I grew up in a small town, just outside of Atlanta, Georgia. McDonough was one of those easy to forget, hard to spot on the map small towns. I was never privy to the finer things in life and I was fortunate to be grateful for all the little things I was blessed to have around me. Life was simple for the most part, but my emotional experience was complex and often grueling. My birth mother signed over her rights to my stepmother and father to raise me, as she continued to struggle with her addiction. Abandonment and rejection have been a part of my story from the very beginning.
I experienced trauma at an early age of 5 years old. I was molested by a family member and when I spoke out about what happened my abuser was never confronted and the abuse was swept under the rug. This experience cultivated a lifetime full of avoidance, guilt, shame, self-hatred, and ultimately self-medicating to ease the remnants of PTSD that I was left with. My childhood memories flash in and out like a slideshow. I have some good memories and not so great memories, but all of them are incomplete and brief. I suppose my innate need to dissociate has definitely played a role. I can remember sitting in my room as a little girl always praying (to some higher power) to please let my experiences not be in vain – allow my pain and my suffering to at least help one person breathe a little easier.
I grew up in a home where I never wanted for anything. Materialistically speaking, my parents worked extremely hard to always give us everything we wanted. Emotionally speaking, this was not the case. I was your stereotypical codependent child, begging for love on my knees and desperately seeking approval and affection from my parents. Looking back, I realize my parents did the best they could with what they had.
Fast forward to my early 20’s, I got pregnant with my son and I was anything but ready to be a mother. I did the best I could with what I had. Raising a child is not for the faint of heart. Raising a child as a single parent requires courage, selflessness, stability, and unconditional love. Keeping up with total transparency, I never really experienced any of those things so I was ill-equipped to handle the new life placed before me.

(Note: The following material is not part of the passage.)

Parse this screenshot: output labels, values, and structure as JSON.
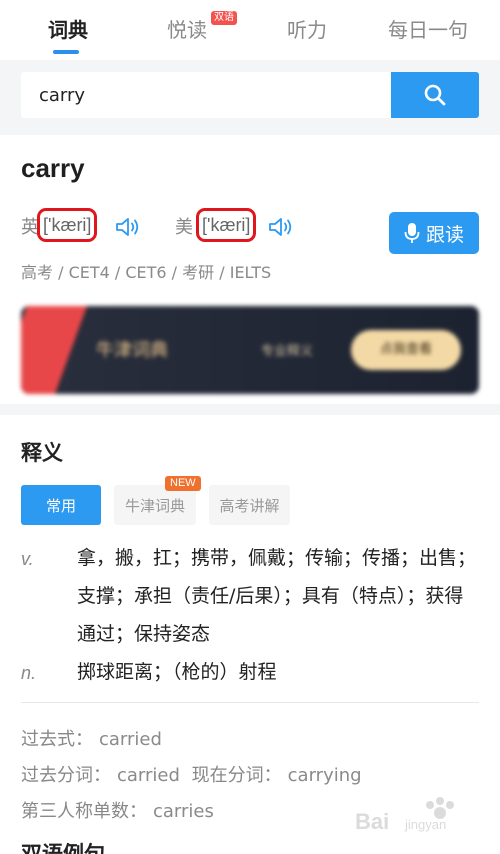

Jan 10, 2013 trauma met me face to face again. This time, I lost the battle and I was captured as a prisoner of war. My stepmother was home alone, babysitting my son when she suffered a massive heart attack. It is every daughter’s and mother’s worst nightmare. I can vividly remember my survival instincts kicking in as soon as I dialed the number to a local drug dealer. I did not step foot into that hospital without the aid of my beloved opiates. I truly believed I could not face the destruction that potentially lied ahead without the help of some power greater than myself. Opiates were a power greater than I ever comprehended.
After spending 72 hours, completely medicated and emotionally numb, we received the news that my mother was brain dead. Despite all of the prayers, well wishes, and doctor’s aid – she was gone. Just like that, my entire life changed. I was no longer the young single mother trying to figure out parenthood. I became the addicted mother, daughter, sister, and friend that was completely oblivious to the nature of what she was truly up against. Held captive by the little blue pills, I was led off a slave and I was living in hell.
I managed to maintain my addiction for a few years before consequences finally caught up. From one codependent relationship to the next, I was reaching for anything and anyone to fill the void I felt deep within my soul. That’s when I met my ex-boyfriend – he was spiritually sick just like me. We were a match made in – hell. His substance of choice was meth and after the first time I tried it, I felt like I found the perfect concoction to sweep me off my feet and carry me into the land of oblivion.
My life became utter chaos. Legal consequences brought me to my knees. Detoxing from opiates on a cold jail cell floor is not one of my most favorable moments. In fact, it was my living hell. No longer could I hide behind the facade that my life was great and everything was fine. It was physically, emotionally, and spiritually clear that my life was unmanageable and I no longer had the power of choice in any matter. My life was run by one master – King opiates. I did things I swore I’d never do and became a woman I swore I would never be. I was finally faced with the option to check myself into a treatment center or lose custody of my son. Gratefully, I choose to hop on a plane in search of relief.
I’m writing this article today with a little over 3 years sober. Sure, I could tell you what is was like and what my experience in recovery entailed – but the truth is… I am here today because of unrelenting grace. I have no idea why I hopped on the plane that day. There were many days I’d wake up and snort my drug of choice before I’d even kiss my son good morning. Why did it matter if I lost him all of a sudden? Grace. How did I walk through years of trauma and heartache without running to the bottom of a bottle to minimize the painful emotions? Grace. How do I have the privilege of raising two gorgeous children as a sober mother today? Grace. Every ounce of who I am today is a direct reflection of me operating with grace.
Today, I finally have the clarity to see that every single ounce of pain, heartache, and trouble led me to exactly where I am today. I was dead, so lost in the world as I thought I knew it and my life was absolutely unmanageable. Today, I work with other women who have struggled with trauma, rejection, abandonment, and addiction. I am a mother, sister, daughter, and friend today. I am accountable, reliable, responsible, and loyal. Beauty for ashes, I have been revived.